In the entries that follow, find every line containing "illustration" and copy it.

## PROVIDED ENTRIES
▼
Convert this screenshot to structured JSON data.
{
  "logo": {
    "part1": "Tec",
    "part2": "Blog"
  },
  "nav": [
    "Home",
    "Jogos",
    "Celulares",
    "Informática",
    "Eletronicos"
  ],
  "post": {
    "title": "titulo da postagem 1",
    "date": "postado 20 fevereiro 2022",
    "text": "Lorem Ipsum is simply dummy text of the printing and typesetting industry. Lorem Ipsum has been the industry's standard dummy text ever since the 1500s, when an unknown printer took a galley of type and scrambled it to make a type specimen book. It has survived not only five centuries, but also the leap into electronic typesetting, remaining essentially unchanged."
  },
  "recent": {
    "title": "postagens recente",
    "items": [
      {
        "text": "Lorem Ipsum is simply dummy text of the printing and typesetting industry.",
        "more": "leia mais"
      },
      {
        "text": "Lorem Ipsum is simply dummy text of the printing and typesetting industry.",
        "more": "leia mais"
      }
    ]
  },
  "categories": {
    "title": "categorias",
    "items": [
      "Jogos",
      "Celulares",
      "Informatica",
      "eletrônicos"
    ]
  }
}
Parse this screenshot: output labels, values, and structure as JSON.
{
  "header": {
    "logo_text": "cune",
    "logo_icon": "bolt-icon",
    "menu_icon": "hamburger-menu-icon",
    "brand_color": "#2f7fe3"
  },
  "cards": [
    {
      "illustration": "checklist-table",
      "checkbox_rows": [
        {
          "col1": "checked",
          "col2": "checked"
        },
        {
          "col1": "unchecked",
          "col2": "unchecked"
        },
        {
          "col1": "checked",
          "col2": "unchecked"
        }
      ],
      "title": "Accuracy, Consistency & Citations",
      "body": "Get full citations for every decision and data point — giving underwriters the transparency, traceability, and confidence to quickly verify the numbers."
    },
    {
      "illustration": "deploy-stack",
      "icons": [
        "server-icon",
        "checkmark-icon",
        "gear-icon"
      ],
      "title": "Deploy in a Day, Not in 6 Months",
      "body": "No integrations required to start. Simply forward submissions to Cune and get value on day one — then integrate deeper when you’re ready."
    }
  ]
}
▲
## ANSWER TO THIS EXERCISE
      "illustration": "checklist-table",
      "illustration": "deploy-stack",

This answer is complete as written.